● What you will do
Produce exactly the lines from the one holding "Decode this image" through the last line of the data below, with every picture left out.

● Dataset extract
────────────────────────────────────────

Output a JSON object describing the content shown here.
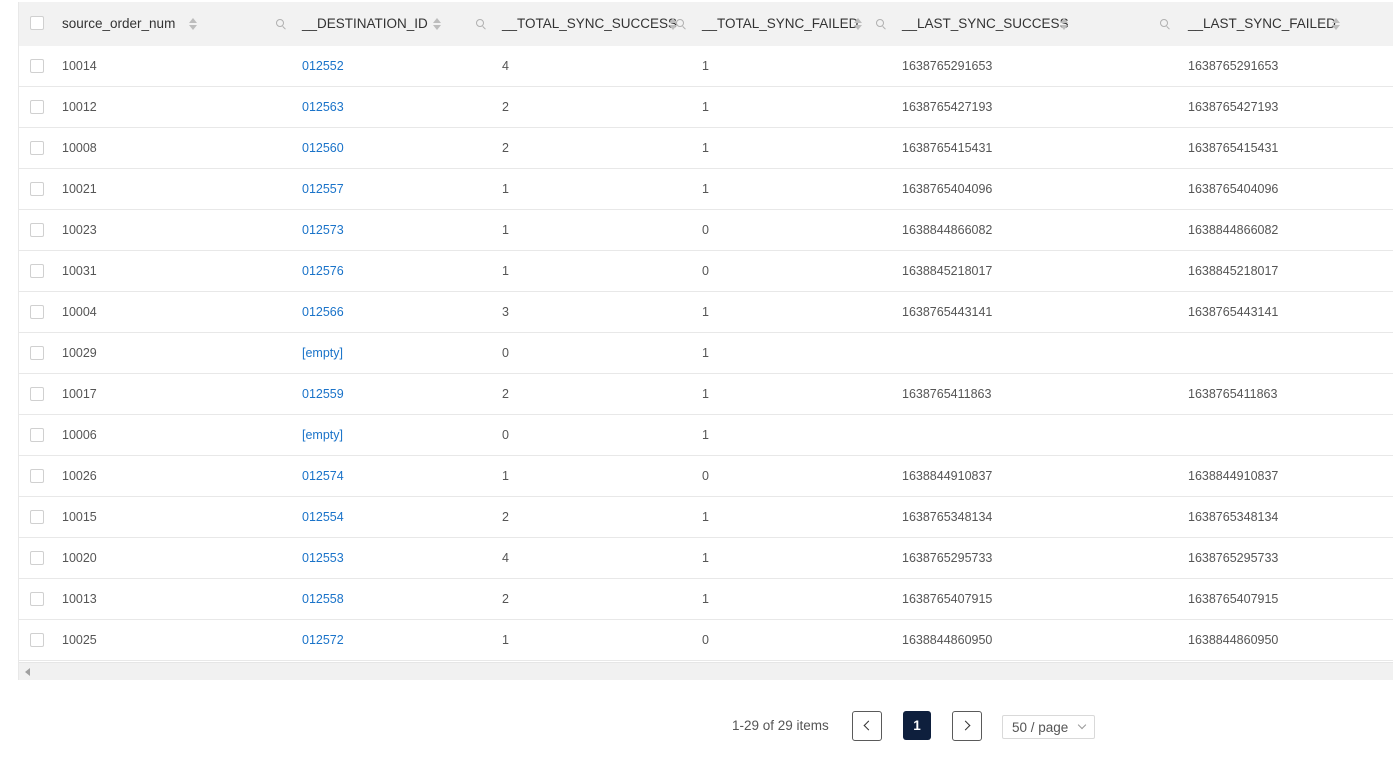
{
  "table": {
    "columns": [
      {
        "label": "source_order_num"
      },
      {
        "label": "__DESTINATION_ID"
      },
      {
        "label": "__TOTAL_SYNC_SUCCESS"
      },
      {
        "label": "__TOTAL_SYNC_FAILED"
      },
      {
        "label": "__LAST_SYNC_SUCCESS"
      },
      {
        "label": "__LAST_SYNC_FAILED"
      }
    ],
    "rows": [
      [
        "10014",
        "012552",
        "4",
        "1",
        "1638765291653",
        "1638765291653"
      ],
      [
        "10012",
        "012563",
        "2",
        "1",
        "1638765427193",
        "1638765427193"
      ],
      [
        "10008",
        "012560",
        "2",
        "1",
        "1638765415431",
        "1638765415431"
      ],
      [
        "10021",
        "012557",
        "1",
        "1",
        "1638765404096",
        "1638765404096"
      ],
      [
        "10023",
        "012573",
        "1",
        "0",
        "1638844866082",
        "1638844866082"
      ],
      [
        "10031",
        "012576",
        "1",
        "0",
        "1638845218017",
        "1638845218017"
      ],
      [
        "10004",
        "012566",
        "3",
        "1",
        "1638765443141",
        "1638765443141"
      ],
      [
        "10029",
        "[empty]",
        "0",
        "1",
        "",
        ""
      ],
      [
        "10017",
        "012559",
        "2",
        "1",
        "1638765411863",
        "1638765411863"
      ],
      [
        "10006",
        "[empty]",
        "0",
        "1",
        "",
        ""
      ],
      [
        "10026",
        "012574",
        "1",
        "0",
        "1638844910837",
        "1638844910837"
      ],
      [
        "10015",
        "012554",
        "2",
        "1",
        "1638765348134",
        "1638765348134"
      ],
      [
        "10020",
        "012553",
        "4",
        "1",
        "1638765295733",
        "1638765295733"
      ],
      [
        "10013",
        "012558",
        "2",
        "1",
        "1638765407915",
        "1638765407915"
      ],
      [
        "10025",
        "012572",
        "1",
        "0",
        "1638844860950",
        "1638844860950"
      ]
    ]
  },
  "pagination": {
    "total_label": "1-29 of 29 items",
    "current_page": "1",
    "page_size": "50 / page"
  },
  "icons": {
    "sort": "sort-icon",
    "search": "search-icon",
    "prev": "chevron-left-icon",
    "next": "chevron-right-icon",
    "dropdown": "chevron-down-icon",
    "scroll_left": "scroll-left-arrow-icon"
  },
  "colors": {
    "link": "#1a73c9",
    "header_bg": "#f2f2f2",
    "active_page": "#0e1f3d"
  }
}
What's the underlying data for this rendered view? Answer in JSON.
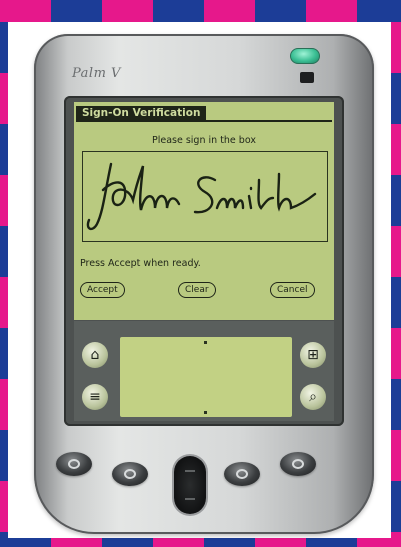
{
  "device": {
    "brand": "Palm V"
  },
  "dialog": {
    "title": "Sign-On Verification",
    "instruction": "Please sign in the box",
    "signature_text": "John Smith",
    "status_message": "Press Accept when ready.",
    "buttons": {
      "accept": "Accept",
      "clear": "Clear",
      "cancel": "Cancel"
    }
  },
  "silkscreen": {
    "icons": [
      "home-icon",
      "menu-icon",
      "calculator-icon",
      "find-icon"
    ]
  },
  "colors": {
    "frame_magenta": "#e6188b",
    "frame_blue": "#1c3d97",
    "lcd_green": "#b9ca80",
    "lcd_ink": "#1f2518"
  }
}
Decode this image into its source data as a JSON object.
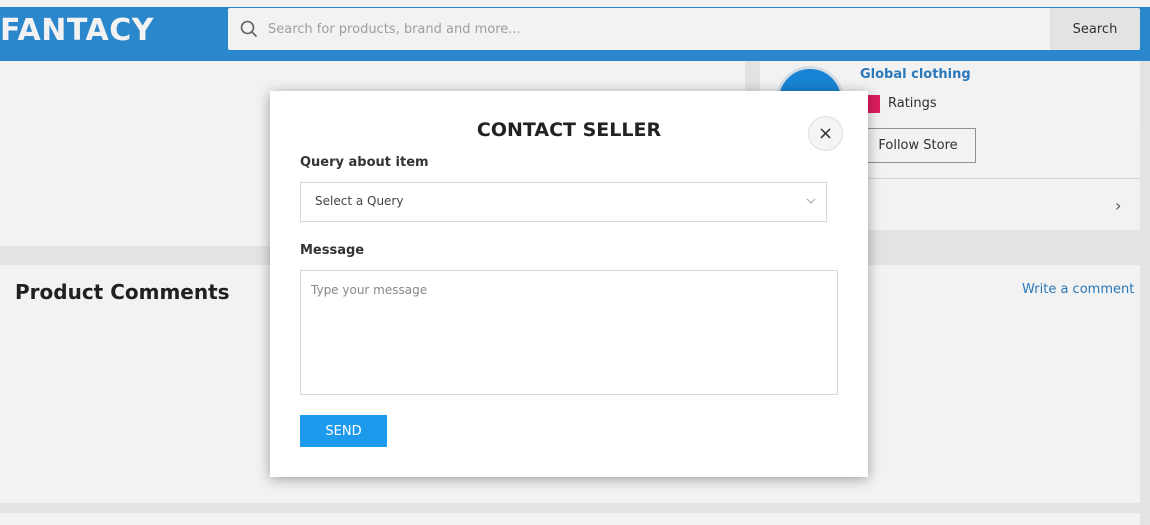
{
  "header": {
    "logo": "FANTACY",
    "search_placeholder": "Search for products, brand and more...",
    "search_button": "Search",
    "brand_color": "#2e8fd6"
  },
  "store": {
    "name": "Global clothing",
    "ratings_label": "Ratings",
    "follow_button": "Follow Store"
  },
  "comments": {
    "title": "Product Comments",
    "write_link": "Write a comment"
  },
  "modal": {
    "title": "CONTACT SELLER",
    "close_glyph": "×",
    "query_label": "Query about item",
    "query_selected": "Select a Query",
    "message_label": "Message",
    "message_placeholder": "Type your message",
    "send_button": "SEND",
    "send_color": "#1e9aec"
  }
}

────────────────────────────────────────

● Answer
Decode this image into its source data as a JSON object.
{
  "header": {
    "logo": "FANTACY",
    "search_placeholder": "Search for products, brand and more...",
    "search_button": "Search",
    "brand_color": "#2e8fd6"
  },
  "store": {
    "name": "Global clothing",
    "ratings_label": "Ratings",
    "follow_button": "Follow Store"
  },
  "comments": {
    "title": "Product Comments",
    "write_link": "Write a comment"
  },
  "modal": {
    "title": "CONTACT SELLER",
    "close_glyph": "×",
    "query_label": "Query about item",
    "query_selected": "Select a Query",
    "message_label": "Message",
    "message_placeholder": "Type your message",
    "send_button": "SEND",
    "send_color": "#1e9aec"
  }
}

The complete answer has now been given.